|Publisher:||Knopf Doubleday Publishing Group|
|Edition description:||1st Vintage Books ed|
|Product dimensions:||5.20(w) x 8.00(h) x 0.94(d)|
About the Author
Robert N. Bellah was Elliott Professor of Sociology Emeritus at the University of California, Berkeley. His books include Habits of the Heart, Religion in Human Evolution, and The Good Society. IHe received the US National Humanities Medal in 2000 by President Clinton. He died in 2013, at the age of 86.
Richard Madsen received his MA and PhD in sociology from Harvard University. He was co-director of a Ford Foundation project to advance the cause of academic sociology in China and has written twelve books on Chinese and American culture and relations. He is a distinguished professor of sociology at the University of California, San Diego.
Steven M. Tipton received his BA from Stanford University and his PhD from Harvard. He is a senior fellow at Emory University’s Center for the Study of Law and Religion and was the director of Emory’s Graduate Division of Religion from 1998 to 2003.
William Sullivan holds a BA from Harvard College and a doctorate from the Centre of Amerindian, Latin American and Caribbean Studies at the University of St. Andrews. He lives in Massachusetts.

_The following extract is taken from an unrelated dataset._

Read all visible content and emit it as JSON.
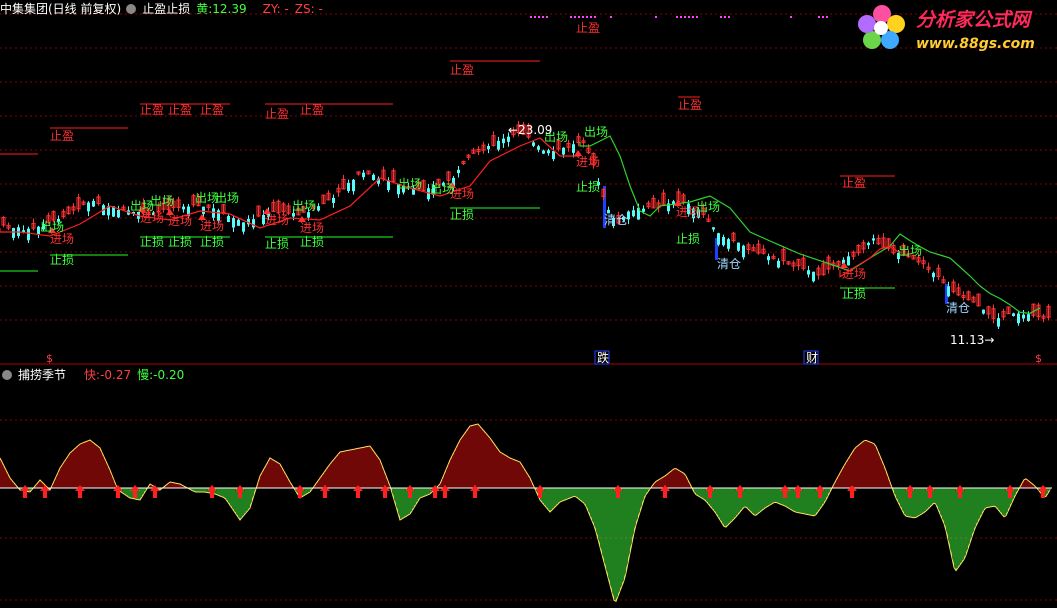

Ann Swidler received her BA from Harvard in 1966 and her PhD from the University of California, Berkeley, in 1975. She was a recipient of the John Simon Guggenheim Memorial Foundation Fellowship in 1982 and in 2013 was elected to the American Academy of Arts and Sciences. She is most famous for her work in cultural sociology and for her much-cited article "Culture in Action: Symbols and Strategies."
Most Helpful Customer Reviews
This is one of those books that need to be read over and over again. Although written before 9/11, it is an appropriate book to read today to remind us as to what makes us a good society. Extreme individualism, selfishness, fear, arrogance,bigotry, fanaticism and the bottom line do not make us good nor great. Excellent for on-going discussions, particularly after the 2004 Presidential election leaving America deeply divided.